▶
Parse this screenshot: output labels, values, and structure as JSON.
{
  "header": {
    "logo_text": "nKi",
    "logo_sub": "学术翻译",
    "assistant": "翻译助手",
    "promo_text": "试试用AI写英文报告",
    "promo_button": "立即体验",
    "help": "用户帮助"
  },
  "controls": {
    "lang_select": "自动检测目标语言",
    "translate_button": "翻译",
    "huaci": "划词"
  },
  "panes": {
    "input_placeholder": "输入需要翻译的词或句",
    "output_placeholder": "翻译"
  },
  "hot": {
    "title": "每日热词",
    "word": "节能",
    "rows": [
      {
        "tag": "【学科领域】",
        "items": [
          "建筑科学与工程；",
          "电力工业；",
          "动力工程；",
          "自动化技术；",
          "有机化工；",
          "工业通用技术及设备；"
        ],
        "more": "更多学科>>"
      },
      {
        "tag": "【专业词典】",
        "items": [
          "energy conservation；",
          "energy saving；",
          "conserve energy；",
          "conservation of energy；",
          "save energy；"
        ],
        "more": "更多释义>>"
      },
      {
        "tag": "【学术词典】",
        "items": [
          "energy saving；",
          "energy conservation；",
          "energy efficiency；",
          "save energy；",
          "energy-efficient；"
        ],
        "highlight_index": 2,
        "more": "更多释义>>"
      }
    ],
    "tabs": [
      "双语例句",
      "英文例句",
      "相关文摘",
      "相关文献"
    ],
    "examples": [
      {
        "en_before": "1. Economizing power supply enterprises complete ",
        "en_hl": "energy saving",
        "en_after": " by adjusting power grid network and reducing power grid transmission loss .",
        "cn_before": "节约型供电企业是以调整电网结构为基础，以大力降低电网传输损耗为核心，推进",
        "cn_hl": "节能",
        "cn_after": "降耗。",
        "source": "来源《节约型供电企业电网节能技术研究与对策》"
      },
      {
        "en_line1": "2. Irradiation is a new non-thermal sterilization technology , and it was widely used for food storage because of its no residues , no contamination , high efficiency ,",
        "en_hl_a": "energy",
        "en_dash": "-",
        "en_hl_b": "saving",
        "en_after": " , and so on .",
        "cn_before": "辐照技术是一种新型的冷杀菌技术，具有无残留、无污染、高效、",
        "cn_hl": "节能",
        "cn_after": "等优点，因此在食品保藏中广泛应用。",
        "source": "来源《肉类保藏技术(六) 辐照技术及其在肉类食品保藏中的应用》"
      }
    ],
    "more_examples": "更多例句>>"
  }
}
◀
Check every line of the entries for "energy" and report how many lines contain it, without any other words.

_Solution_. 12